Human Rights News

New York Assembly Blocks Reinstatement of Death Penalty

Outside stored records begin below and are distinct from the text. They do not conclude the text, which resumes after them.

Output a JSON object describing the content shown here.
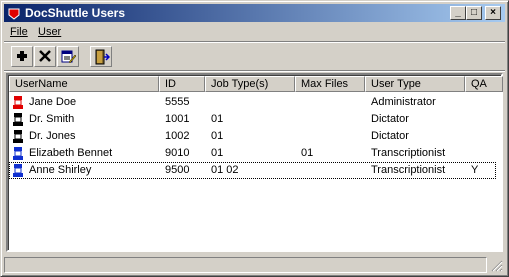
{
  "window": {
    "title": "DocShuttle Users",
    "controls": {
      "minimize": "_",
      "maximize": "□",
      "close": "×"
    }
  },
  "menu": [
    {
      "label": "File"
    },
    {
      "label": "User"
    }
  ],
  "toolbar": [
    {
      "name": "add-user-button",
      "icon": "plus-icon"
    },
    {
      "name": "delete-user-button",
      "icon": "x-delete-icon"
    },
    {
      "name": "edit-user-button",
      "icon": "edit-form-icon"
    },
    {
      "name": "exit-button",
      "icon": "exit-door-icon"
    }
  ],
  "table": {
    "columns": [
      "UserName",
      "ID",
      "Job Type(s)",
      "Max Files",
      "User Type",
      "QA"
    ],
    "rows": [
      {
        "username": "Jane Doe",
        "id": "5555",
        "job_types": "",
        "max_files": "",
        "user_type": "Administrator",
        "qa": "",
        "icon_color": "#e00000"
      },
      {
        "username": "Dr. Smith",
        "id": "1001",
        "job_types": "01",
        "max_files": "",
        "user_type": "Dictator",
        "qa": "",
        "icon_color": "#000000"
      },
      {
        "username": "Dr. Jones",
        "id": "1002",
        "job_types": "01",
        "max_files": "",
        "user_type": "Dictator",
        "qa": "",
        "icon_color": "#000000"
      },
      {
        "username": "Elizabeth Bennet",
        "id": "9010",
        "job_types": "01",
        "max_files": "01",
        "user_type": "Transcriptionist",
        "qa": "",
        "icon_color": "#1030d0"
      },
      {
        "username": "Anne Shirley",
        "id": "9500",
        "job_types": "01 02",
        "max_files": "",
        "user_type": "Transcriptionist",
        "qa": "Y",
        "icon_color": "#1030d0"
      }
    ]
  }
}
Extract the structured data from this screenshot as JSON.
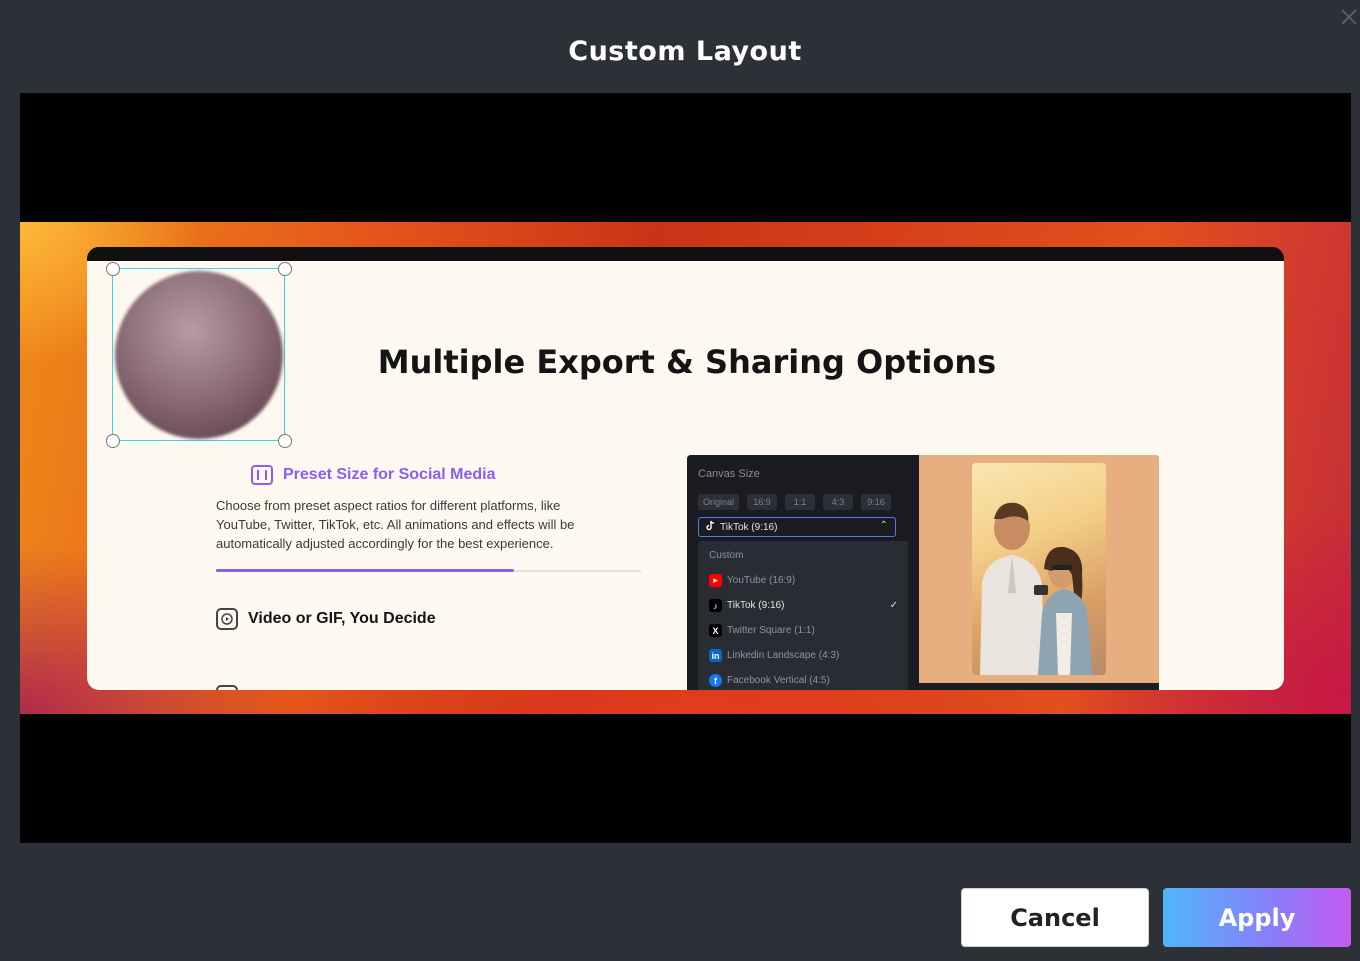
{
  "dialog": {
    "title": "Custom Layout",
    "cancel_label": "Cancel",
    "apply_label": "Apply"
  },
  "slide": {
    "heading": "Multiple Export & Sharing Options",
    "feature1_title": "Preset Size for Social Media",
    "feature1_desc": "Choose from preset aspect ratios for different platforms, like YouTube, Twitter, TikTok, etc. All animations and effects will be automatically adjusted accordingly for the best experience.",
    "feature1_progress_pct": 70,
    "feature2_title": "Video or GIF, You Decide"
  },
  "editor": {
    "canvas_label": "Canvas Size",
    "ratios": [
      "Original",
      "16:9",
      "1:1",
      "4:3",
      "9:16"
    ],
    "selected": "TikTok (9:16)",
    "menu_items": [
      {
        "label": "Custom",
        "icon": "none",
        "active": false
      },
      {
        "label": "YouTube (16:9)",
        "icon": "youtube-icon",
        "color": "#ff0000",
        "active": false
      },
      {
        "label": "TikTok (9:16)",
        "icon": "tiktok-icon",
        "color": "#000000",
        "active": true
      },
      {
        "label": "Twitter Square (1:1)",
        "icon": "x-icon",
        "color": "#000000",
        "active": false
      },
      {
        "label": "Linkedin Landscape (4:3)",
        "icon": "linkedin-icon",
        "color": "#0a66c2",
        "active": false
      },
      {
        "label": "Facebook Vertical (4:5)",
        "icon": "facebook-icon",
        "color": "#1877f2",
        "active": false
      }
    ]
  }
}
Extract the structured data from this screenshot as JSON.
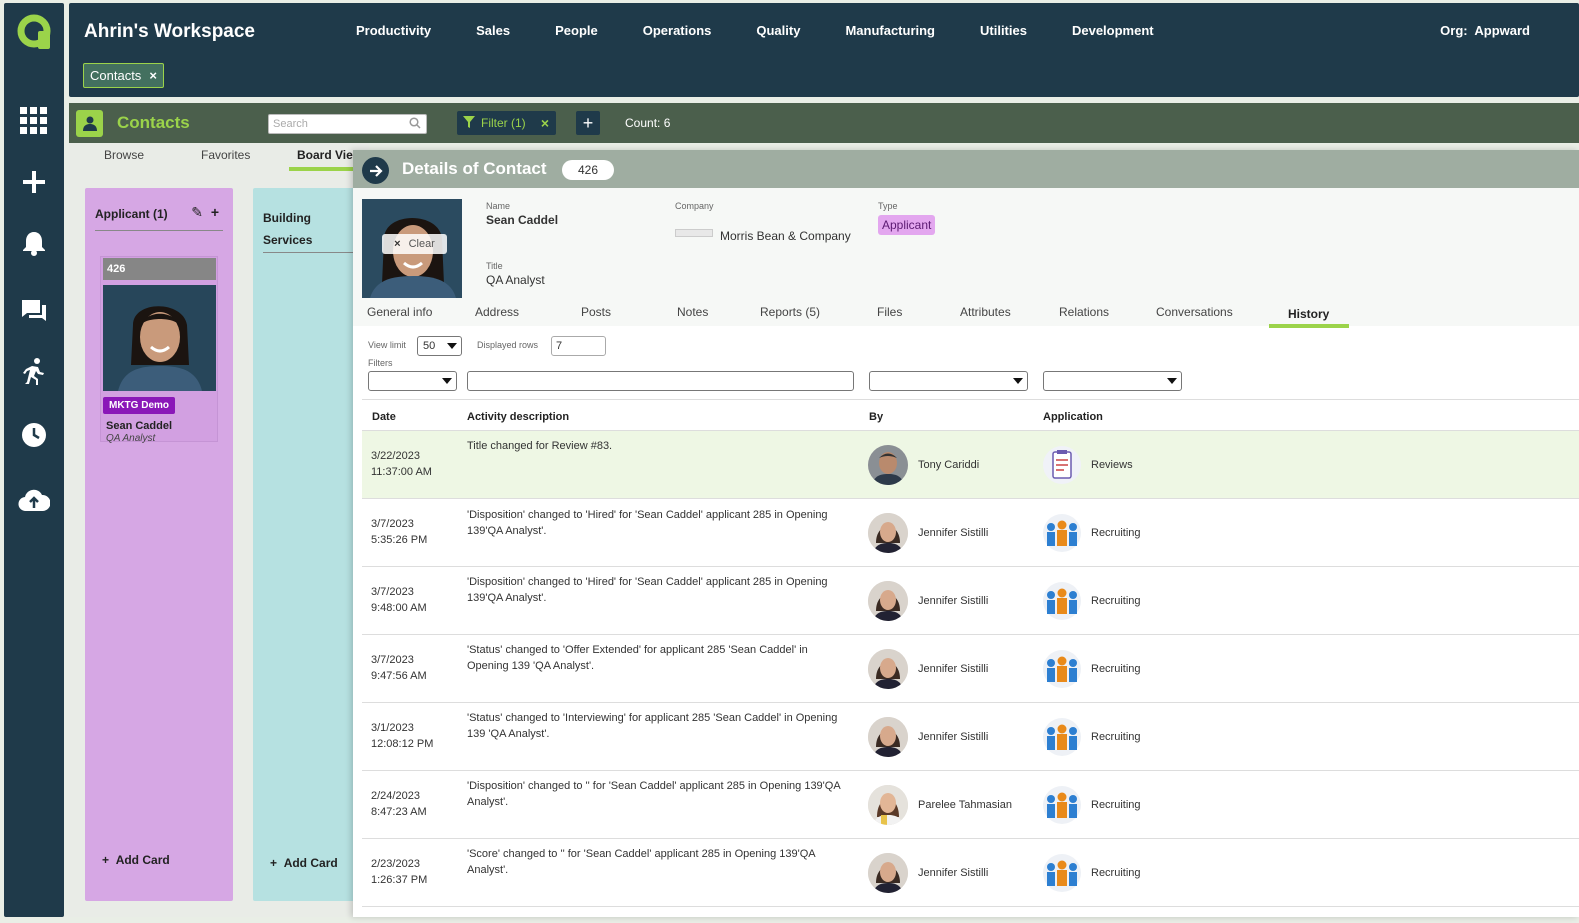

On Tuesday, April 12, 2005, the New York Assembly Committee on Codes voted against sending a bill to the floor of the New York Assembly that would have restored the state’s death penalty law. The death penalty was halted in New York last year after the State Supreme Court ruled that the New York death penalty statute was unconstitutional. Since that time, there has seen an enormous outpouring of support for ending the death penalty in New York. Several large hearings were held in New York and Albany where law enforcement, family members of murder victims, experts in capital punishment law and representatives of organizations that oppose the death penalty, including Human Rights Watch, spoke in favor of abolishing the death penalty in New York.  
 
The Committee on Codes’ decision not to allow a vote on a bill that would have restored the death penalty comes after the Speaker of the House, Sheldon Silver, publicly retreated from his long-term support of capital punishment. The same bill was passed earlier in the year by the New York State Senate, but other prominent New York legislators have changed their stance on the issue in recent months, citing flaws in the system that have allowed innocent persons to be executed and people of color to be unfairly targeted.  
 
Unless there are procedural maneuvers by death penalty supporters in the New York Assembly, the death penalty legislation will not be acted upon in this session. Observers say that such a maneuver is unlikely and the death penalty will likely remain off the books in New York for the next few years.